The government of the United States was developed under the idea that nobody knew how to make a government, or how to govern.
The result is to invent a system to govern when you don't know how. And the way to arrange it is to permit a system, like we have, wherein new ideas can be developed and tried out and thrown away.
The writers of the Constitution knew of the value of doubt. In the age that they lived, for instance, science had already developed far enough to show the possibilities and potentialities that are the result of having uncertainty, the value of having the openness of possibility.
The fact that you are not sure means that it is possible that there is another way some day. That openness of possibility is an opportunity. Doubt and discussion are essential to progress.
The United States government, in that respect, is new, it's modern, and it is scientific.
It is all messed up, too.
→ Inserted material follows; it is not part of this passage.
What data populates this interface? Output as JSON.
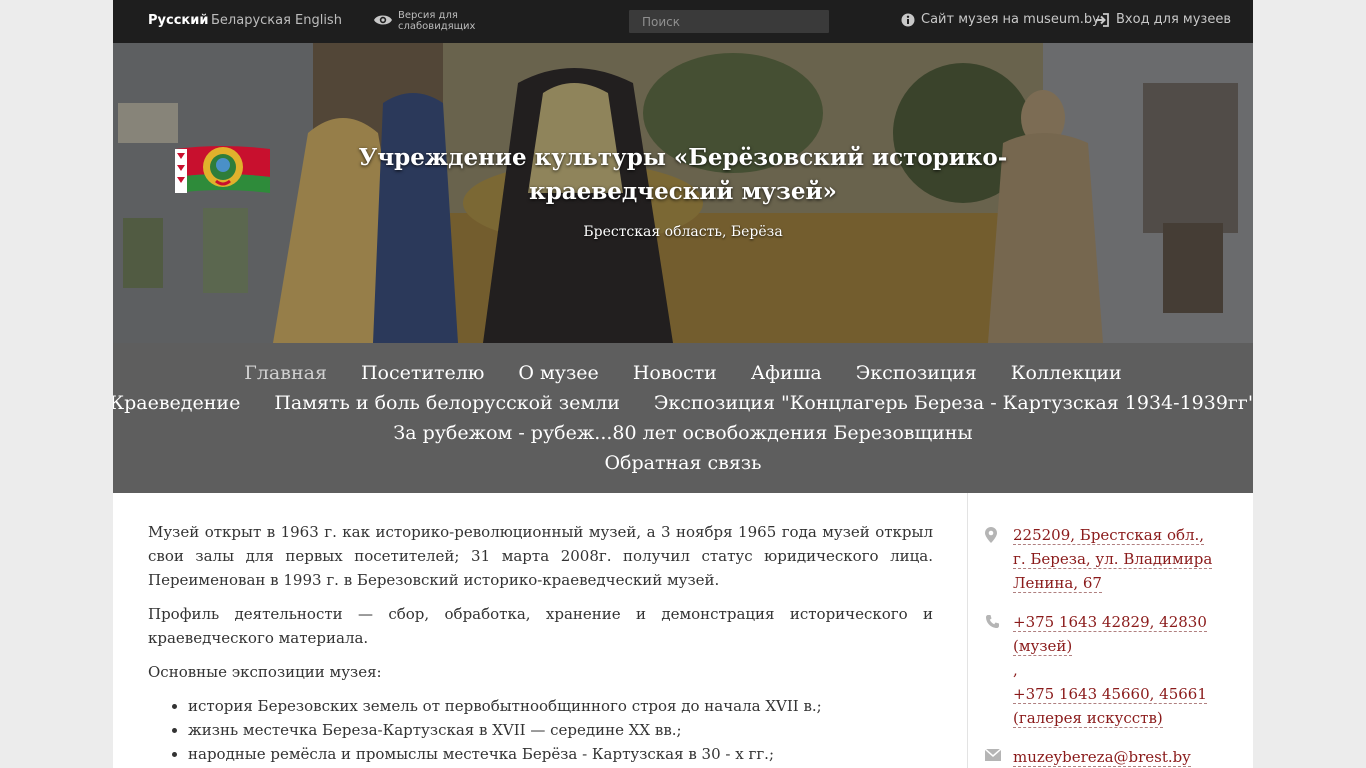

Senators sell their votes for a dam in their state and discussions get all excited and lobbying replaces the minority's chance to represent itself, and so forth.
The government of the United States is not very good, but it, with the possible exception the government of England, is the greatest government on the earth today, is the most satisfactory, the most modern, but not very good.
--Richard P. Feynman in The Meaning of it All [A single paragraph in the master's book.]